Deciding to opt for pet euthanasia for your beloved cat is one of the most distressing and difficult decisions you will ever have to make. However, it is often the most painless and peaceful option available for your loving companion. it is a difficult question – Compassionate Pet Euthanasia – Should I Put My Cat Down?
Understanding the process involved in pet euthanasia will help you should the time come when you need to make such a decision. Getting an understanding of the process involves asking your vet the right questions. We hope that this article will give you an idea of what to expect when putting your cat to sleep, and what questions you should ask your vet beforehand.
As they get older, cats are prone to a range of age-related illnesses like the rest of us. It is possible to manage these illnesses with medication and other treatments. However, the time may come when your companion’s quality of life has deteriorated too far. At this point, you may need to consider putting your cat to sleep.
Initially, the need to make this decision might come as a shock. However, as a loving owner and friend to your cat, you make this decision in its best interests.
There are several stages in the pet euthanasia process, covered in greater detail in other blogs. When it comes to the act of putting your cat to sleep, the vet will give your pet two injections. The first one is a sedative to put your pet into a deep sleep. This deep sleep ensures that your cat will feel nothing when the second pet euthanasia injection is administered.
The effects of the second injection act within a minute or so. Your cat’s heart will stop beating, and they will pass away peacefully and painlessly.
You should be aware of a few reactions that can occur when your cat is being put to sleep. Sometimes they will take a deep breath at the end, and it is also possible for them to urinate and defecate. These are natural nervous reactions, and they take place once your pet has already passed away. Understanding that these things can take place will prepare you if they do.
You should also understand that your cat’s eyes may not shut completely. You, a friend, or the vet will have to do this at the end of the pet euthanasia process.
We commonly get asked questions, and you should ask your vet about the pet euthanasia process. The key question of course is Compassionate Pet Euthanasia – Should I Put My Cat Down?
The simple answer to this is No! The word ‘euthanasia’ translates into English as ‘good death.’ Pet euthanasia allows your cat to pass away peacefully and painlessly rather than having a drawn-out death and suffering from a terminal condition. Putting your cat to sleep rather than letting it suffer is acting in the best interest of your special companion, and giving them a dignified passing.

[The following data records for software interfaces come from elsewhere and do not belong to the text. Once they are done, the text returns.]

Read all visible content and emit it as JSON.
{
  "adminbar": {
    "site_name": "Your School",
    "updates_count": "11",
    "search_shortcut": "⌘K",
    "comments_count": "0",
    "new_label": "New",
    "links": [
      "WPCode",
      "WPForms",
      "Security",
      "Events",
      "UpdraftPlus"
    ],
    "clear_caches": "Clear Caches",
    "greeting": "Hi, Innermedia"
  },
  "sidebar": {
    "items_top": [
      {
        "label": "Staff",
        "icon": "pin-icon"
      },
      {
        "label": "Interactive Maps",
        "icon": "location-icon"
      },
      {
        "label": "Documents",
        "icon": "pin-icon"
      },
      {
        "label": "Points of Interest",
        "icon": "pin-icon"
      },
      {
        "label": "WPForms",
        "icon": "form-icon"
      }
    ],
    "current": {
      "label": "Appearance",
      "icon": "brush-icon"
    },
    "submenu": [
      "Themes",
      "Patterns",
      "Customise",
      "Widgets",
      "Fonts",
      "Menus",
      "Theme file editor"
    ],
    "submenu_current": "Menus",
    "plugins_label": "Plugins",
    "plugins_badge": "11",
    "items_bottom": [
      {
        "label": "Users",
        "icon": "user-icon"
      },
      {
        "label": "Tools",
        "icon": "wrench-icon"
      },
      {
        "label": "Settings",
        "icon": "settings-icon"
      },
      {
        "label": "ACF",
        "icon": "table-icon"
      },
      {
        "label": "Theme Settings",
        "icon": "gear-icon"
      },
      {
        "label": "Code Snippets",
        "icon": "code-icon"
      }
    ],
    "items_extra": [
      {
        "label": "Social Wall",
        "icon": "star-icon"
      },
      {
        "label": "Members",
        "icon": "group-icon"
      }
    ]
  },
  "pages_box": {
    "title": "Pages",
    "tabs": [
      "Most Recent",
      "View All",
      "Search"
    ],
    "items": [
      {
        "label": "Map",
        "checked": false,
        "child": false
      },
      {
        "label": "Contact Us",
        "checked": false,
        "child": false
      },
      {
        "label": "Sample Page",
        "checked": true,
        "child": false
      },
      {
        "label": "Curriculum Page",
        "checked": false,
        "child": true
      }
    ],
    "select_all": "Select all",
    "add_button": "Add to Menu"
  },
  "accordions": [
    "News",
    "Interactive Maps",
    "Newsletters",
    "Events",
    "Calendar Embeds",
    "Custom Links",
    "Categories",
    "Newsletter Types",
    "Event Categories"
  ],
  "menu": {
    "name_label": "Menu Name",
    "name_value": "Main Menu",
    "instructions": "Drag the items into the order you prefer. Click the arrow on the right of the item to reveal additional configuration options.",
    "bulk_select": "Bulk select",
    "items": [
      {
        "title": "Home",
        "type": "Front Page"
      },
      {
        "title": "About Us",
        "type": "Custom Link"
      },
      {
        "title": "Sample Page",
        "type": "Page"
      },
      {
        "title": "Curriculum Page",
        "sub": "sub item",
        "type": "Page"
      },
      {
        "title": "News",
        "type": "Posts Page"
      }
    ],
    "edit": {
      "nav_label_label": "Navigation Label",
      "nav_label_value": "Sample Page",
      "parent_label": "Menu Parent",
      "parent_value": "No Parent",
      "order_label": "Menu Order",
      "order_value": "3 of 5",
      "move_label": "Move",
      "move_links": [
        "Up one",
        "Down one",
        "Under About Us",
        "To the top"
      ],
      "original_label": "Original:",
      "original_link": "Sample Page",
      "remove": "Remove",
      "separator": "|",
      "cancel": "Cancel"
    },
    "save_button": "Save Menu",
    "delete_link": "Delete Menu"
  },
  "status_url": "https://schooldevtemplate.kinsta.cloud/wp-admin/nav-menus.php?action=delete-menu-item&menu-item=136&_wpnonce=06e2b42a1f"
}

Putting your cat to sleep can be done in the vet’s surgery or at your home. It is essential that you are comfortable with the location. If selecting to have the procedure carried out in the vet’s surgery, you should consider when fewer people will be around. A surgery procedure will mean that you have less time to say goodbye to your cat, so you should consider saying goodbye correctly at home beforehand.
The other option is to have the pet euthanasia done at home. A home option is often best as your pet will feel comfortable in its surroundings, and you will have a peaceful, familiar environment in which to say goodbye.
Whether you are present during your pet’s final moments or a friend or family member takes your place is your decision. Indeed, if you want to be with your beloved companion and comfort them to the end, you can do this. If it is too upsetting for you or your family to be there at the end, this also is fine.
There is a cost associated with putting your cat to sleep. You should speak with your vet beforehand to ensure you are aware of all the fees. Your vet will approach this delicate subject sensitively, and you could also leave these discussions to a friend or family member.
You may have a special place in your garden where you want to lay your cat to rest. Alternatively, there might be a pet cemetery in your local area that will allow somewhere to go for remembrance. There is also an option to have your cat cremated and keep the ashes at home, or scatter them in a special place. Cloud9 Vets can advise you on Compassionate Pet Euthanasia – Should I Put My Cat Down?